To look at him, he didn’t seem the boxing type — skinny, quiet and unassuming.
But when TaQuan Pinkney got into boxing about three years ago, he not only liked it, but also learned he was good at it. The activity offered a safe haven from the rough District neighborhood he called home.
Pinkney, 18, was shot and killed after 1 p.m. Sunday near the intersection of Stanton and Pomeroy roads in Southeast Washington. He had left to buy a soda at a store a few blocks from home. Friends and family said he was shot in the back while running away from people having a “neighborhood beef” and was caught in the crosshairs.
More than 100 friends, family members and community leaders attended a vigil Thursday to honor Pinkney. At the end, 70 red and black balloons — Pinkney’s favorite colors — were released.
Those who spoke recalled him as upbeat, loving and determined to get a job to help his four siblings and mom move to the Maryland suburbs, where they have extended family.
D.C. police said the case is under investigation and authorities have no suspects or motives in the case.
Pinkney is among 195 people in the Washington region killed by violence this year, according to tracking by The Washington Post. Of them, D.C. police say 108 were killed in the District, a 37 percent increase over this time last year.
Of homicides this year in the District, 71 have been in hard-pressed neighborhoods east of the Anacostia River. Seventeen of the victims were under the age of 19.
For family, friends and community leaders who knew Pinkney, his death was heartbreaking. He recently graduated from Suitland High School in Maryland and enrolled at the University of the District of Columbia for a program to learn about HVAC technology — or heating, ventilation and air conditioning. He had been working at a sandwich shop near his house.

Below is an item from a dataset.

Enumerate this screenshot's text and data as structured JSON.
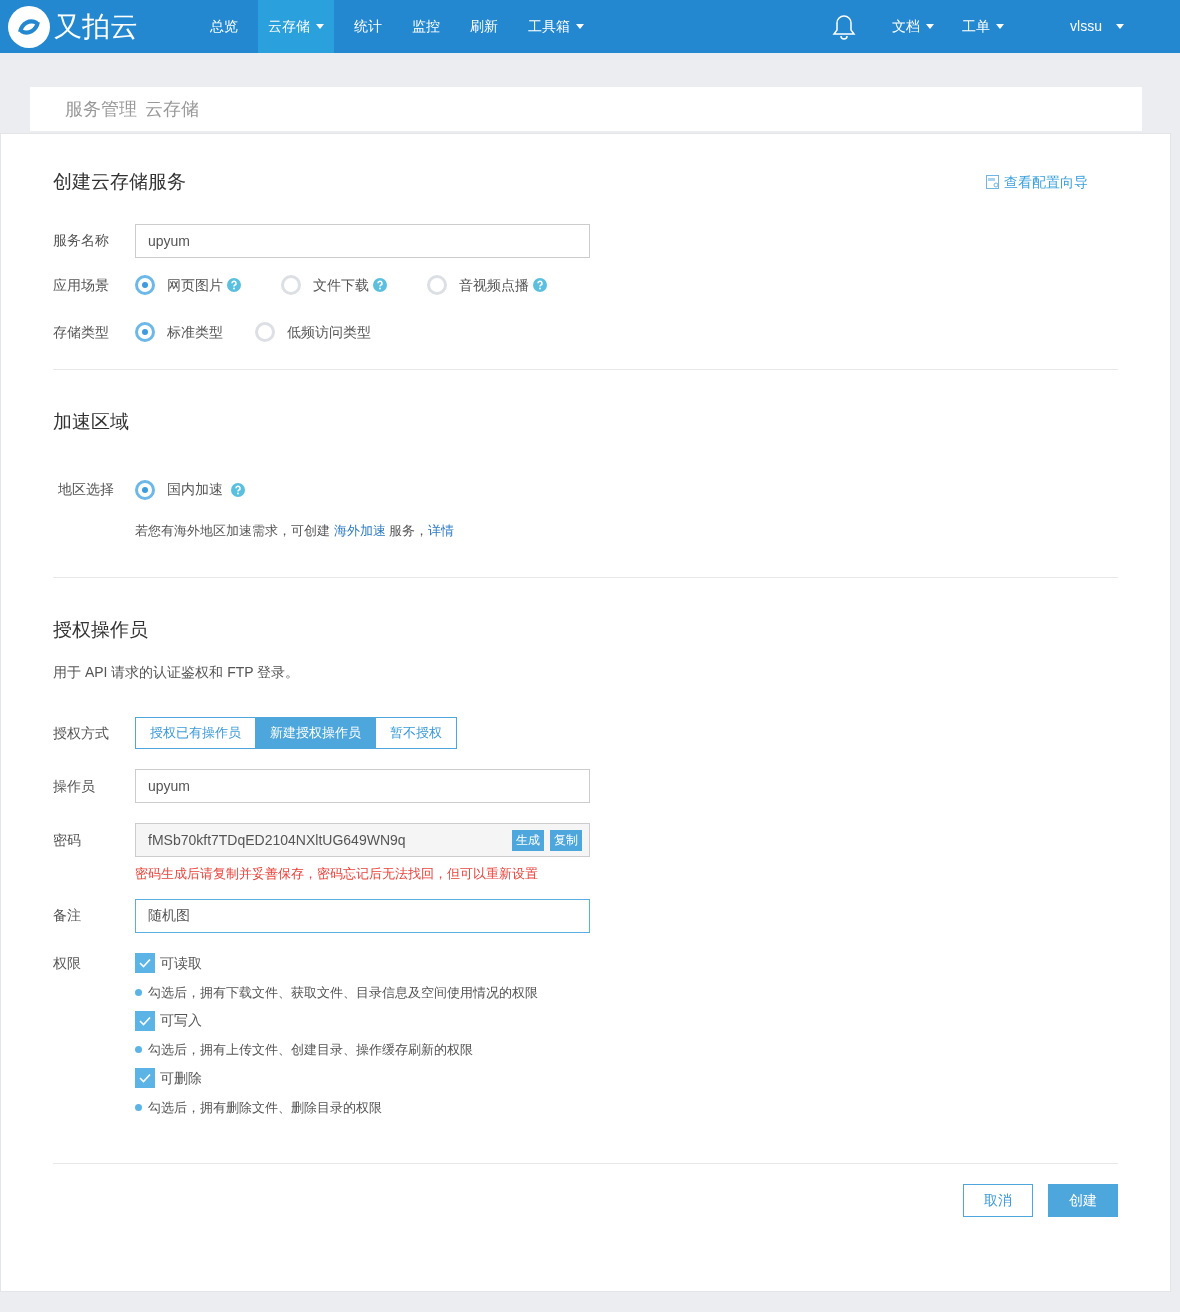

“He always said, ‘Mom, I want to do better,’ ” recalled his mother, Yolanda Pinkney, 38. “He always said, ‘We’re moving.’ ”
About five years ago, Pinkney became involved with Horton’s Kids, a nonprofit organization in the District that helps more than 200 disadvantaged children each year with educational opportunities. He had gotten into boxing with its help.
“He had perseverance,” said Rahaman Kilpatrick, manager of family engagement for Horton’s Kids. “Ten kids signed up when we first offered boxing, and by the end, only three were left. One of them was TaQuan.”
Even after Horton’s Kids ended a partnership with the gym, Pinkney found a ride or caught the Metro to get there or another gym in Northeast.
His mother said he liked boxing because it was something different. Pinkney often was at school, at Horton’s Kids or in his house, his mother said, to stay away from danger in the neighborhood.
“He liked the fact that it got him out of the neighborhood,” she said. “He got to relieve some stress, too.”
Pinkney wasn’t the type of “kid that you would expect to be good at a sport that’s about being aggressive,” said Robin Berkley, executive director of Horton’s Kids. “He had such a positive, relaxed, happy attitude, but he was really good at it.”
Friends and community leaders recalled how he strove to be on time to every activity and was often seen in the neighborhood walking his dog, a Yorkie named Dior.
In his sophomore and junior years, Berkley said Pinkney had lost some interest in school but had what a mentor said was a “wake-up call” his senior year when he realized he might not graduate. He started taking night classes and doing other work to catch up.
Yolanda Pinkney, as well as others who knew her son, said they believe two groups may have exchanged words at the store when the violence escalated.
“Shots fired,” she said, “everybody scattered. He was the only one to get shot in the back.”
Kilpatrick said that TaQuan Pinkney stayed away from those who were getting into trouble, but that it wasn’t enough.
“He didn’t want anything to do with that,” he said. “It’s so ironic. You can do everything the right way and still be the victim of violence.”
Peter Hermann contributed to this report.